DATA SUPPLIED:

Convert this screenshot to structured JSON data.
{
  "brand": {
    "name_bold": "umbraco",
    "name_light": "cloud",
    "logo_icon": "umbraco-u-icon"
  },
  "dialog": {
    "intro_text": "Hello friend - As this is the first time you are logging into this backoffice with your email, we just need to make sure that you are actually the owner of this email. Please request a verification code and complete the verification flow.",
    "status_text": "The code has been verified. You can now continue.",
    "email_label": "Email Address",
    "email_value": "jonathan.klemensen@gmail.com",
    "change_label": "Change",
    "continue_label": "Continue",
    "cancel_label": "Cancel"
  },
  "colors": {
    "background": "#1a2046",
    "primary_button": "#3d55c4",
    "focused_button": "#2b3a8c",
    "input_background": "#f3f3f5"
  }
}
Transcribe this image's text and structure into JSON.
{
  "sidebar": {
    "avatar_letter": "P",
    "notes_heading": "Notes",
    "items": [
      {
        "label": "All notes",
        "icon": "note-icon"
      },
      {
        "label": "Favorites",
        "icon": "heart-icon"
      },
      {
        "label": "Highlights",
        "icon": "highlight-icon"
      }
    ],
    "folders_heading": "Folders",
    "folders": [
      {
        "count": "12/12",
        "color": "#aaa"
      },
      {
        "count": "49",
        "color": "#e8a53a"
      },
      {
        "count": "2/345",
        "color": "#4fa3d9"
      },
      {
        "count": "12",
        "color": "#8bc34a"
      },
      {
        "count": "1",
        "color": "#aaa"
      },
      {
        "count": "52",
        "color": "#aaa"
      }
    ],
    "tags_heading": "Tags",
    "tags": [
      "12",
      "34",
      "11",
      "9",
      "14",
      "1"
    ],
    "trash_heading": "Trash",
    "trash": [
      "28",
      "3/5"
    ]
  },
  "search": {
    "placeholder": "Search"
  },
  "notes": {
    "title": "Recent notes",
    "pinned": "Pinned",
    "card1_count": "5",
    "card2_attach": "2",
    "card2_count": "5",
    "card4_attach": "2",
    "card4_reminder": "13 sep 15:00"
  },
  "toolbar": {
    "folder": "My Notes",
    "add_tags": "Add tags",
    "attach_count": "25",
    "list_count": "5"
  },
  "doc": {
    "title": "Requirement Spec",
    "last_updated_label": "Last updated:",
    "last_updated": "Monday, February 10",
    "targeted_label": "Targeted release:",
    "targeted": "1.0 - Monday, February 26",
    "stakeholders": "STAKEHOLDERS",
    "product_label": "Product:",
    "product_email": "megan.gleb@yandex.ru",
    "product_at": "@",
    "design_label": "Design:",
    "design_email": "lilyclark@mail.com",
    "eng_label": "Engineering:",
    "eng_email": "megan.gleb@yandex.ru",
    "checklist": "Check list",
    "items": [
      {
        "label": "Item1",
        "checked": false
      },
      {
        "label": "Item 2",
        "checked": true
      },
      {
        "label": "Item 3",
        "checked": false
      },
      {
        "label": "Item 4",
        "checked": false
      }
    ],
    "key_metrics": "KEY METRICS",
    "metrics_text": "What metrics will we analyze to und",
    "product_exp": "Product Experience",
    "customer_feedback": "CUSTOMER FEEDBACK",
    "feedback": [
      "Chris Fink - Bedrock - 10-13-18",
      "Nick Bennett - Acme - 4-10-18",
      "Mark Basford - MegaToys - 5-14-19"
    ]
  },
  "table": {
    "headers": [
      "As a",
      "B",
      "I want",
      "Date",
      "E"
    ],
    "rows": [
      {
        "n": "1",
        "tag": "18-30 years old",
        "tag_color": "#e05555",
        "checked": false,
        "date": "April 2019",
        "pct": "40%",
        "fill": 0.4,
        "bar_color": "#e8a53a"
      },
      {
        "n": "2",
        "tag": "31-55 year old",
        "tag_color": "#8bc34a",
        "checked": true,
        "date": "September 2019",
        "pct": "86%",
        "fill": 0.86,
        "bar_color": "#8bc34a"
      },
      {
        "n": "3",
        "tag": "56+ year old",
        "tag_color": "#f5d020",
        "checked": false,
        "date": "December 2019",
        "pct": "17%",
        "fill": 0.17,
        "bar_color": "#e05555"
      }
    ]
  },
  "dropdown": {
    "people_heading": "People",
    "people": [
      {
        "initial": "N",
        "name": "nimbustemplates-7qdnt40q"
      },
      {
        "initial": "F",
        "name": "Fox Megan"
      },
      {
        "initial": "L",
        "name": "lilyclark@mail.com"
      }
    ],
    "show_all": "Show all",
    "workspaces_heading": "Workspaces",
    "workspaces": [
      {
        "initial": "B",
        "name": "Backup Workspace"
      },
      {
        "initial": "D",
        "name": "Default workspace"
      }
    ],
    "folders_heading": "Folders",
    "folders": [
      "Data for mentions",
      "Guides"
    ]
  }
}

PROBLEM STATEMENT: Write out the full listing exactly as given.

RESPONSE AREA:
Convert this screenshot to structured JSON data.
{
  "brand": {
    "name_bold": "umbraco",
    "name_light": "cloud",
    "logo_icon": "umbraco-u-icon"
  },
  "dialog": {
    "intro_text": "Hello friend - As this is the first time you are logging into this backoffice with your email, we just need to make sure that you are actually the owner of this email. Please request a verification code and complete the verification flow.",
    "status_text": "The code has been verified. You can now continue.",
    "email_label": "Email Address",
    "email_value": "jonathan.klemensen@gmail.com",
    "change_label": "Change",
    "continue_label": "Continue",
    "cancel_label": "Cancel"
  },
  "colors": {
    "background": "#1a2046",
    "primary_button": "#3d55c4",
    "focused_button": "#2b3a8c",
    "input_background": "#f3f3f5"
  }
}
Transcribe this image's text and structure into JSON.
{
  "sidebar": {
    "avatar_letter": "P",
    "notes_heading": "Notes",
    "items": [
      {
        "label": "All notes",
        "icon": "note-icon"
      },
      {
        "label": "Favorites",
        "icon": "heart-icon"
      },
      {
        "label": "Highlights",
        "icon": "highlight-icon"
      }
    ],
    "folders_heading": "Folders",
    "folders": [
      {
        "count": "12/12",
        "color": "#aaa"
      },
      {
        "count": "49",
        "color": "#e8a53a"
      },
      {
        "count": "2/345",
        "color": "#4fa3d9"
      },
      {
        "count": "12",
        "color": "#8bc34a"
      },
      {
        "count": "1",
        "color": "#aaa"
      },
      {
        "count": "52",
        "color": "#aaa"
      }
    ],
    "tags_heading": "Tags",
    "tags": [
      "12",
      "34",
      "11",
      "9",
      "14",
      "1"
    ],
    "trash_heading": "Trash",
    "trash": [
      "28",
      "3/5"
    ]
  },
  "search": {
    "placeholder": "Search"
  },
  "notes": {
    "title": "Recent notes",
    "pinned": "Pinned",
    "card1_count": "5",
    "card2_attach": "2",
    "card2_count": "5",
    "card4_attach": "2",
    "card4_reminder": "13 sep 15:00"
  },
  "toolbar": {
    "folder": "My Notes",
    "add_tags": "Add tags",
    "attach_count": "25",
    "list_count": "5"
  },
  "doc": {
    "title": "Requirement Spec",
    "last_updated_label": "Last updated:",
    "last_updated": "Monday, February 10",
    "targeted_label": "Targeted release:",
    "targeted": "1.0 - Monday, February 26",
    "stakeholders": "STAKEHOLDERS",
    "product_label": "Product:",
    "product_email": "megan.gleb@yandex.ru",
    "product_at": "@",
    "design_label": "Design:",
    "design_email": "lilyclark@mail.com",
    "eng_label": "Engineering:",
    "eng_email": "megan.gleb@yandex.ru",
    "checklist": "Check list",
    "items": [
      {
        "label": "Item1",
        "checked": false
      },
      {
        "label": "Item 2",
        "checked": true
      },
      {
        "label": "Item 3",
        "checked": false
      },
      {
        "label": "Item 4",
        "checked": false
      }
    ],
    "key_metrics": "KEY METRICS",
    "metrics_text": "What metrics will we analyze to und",
    "product_exp": "Product Experience",
    "customer_feedback": "CUSTOMER FEEDBACK",
    "feedback": [
      "Chris Fink - Bedrock - 10-13-18",
      "Nick Bennett - Acme - 4-10-18",
      "Mark Basford - MegaToys - 5-14-19"
    ]
  },
  "table": {
    "headers": [
      "As a",
      "B",
      "I want",
      "Date",
      "E"
    ],
    "rows": [
      {
        "n": "1",
        "tag": "18-30 years old",
        "tag_color": "#e05555",
        "checked": false,
        "date": "April 2019",
        "pct": "40%",
        "fill": 0.4,
        "bar_color": "#e8a53a"
      },
      {
        "n": "2",
        "tag": "31-55 year old",
        "tag_color": "#8bc34a",
        "checked": true,
        "date": "September 2019",
        "pct": "86%",
        "fill": 0.86,
        "bar_color": "#8bc34a"
      },
      {
        "n": "3",
        "tag": "56+ year old",
        "tag_color": "#f5d020",
        "checked": false,
        "date": "December 2019",
        "pct": "17%",
        "fill": 0.17,
        "bar_color": "#e05555"
      }
    ]
  },
  "dropdown": {
    "people_heading": "People",
    "people": [
      {
        "initial": "N",
        "name": "nimbustemplates-7qdnt40q"
      },
      {
        "initial": "F",
        "name": "Fox Megan"
      },
      {
        "initial": "L",
        "name": "lilyclark@mail.com"
      }
    ],
    "show_all": "Show all",
    "workspaces_heading": "Workspaces",
    "workspaces": [
      {
        "initial": "B",
        "name": "Backup Workspace"
      },
      {
        "initial": "D",
        "name": "Default workspace"
      }
    ],
    "folders_heading": "Folders",
    "folders": [
      "Data for mentions",
      "Guides"
    ]
  }
}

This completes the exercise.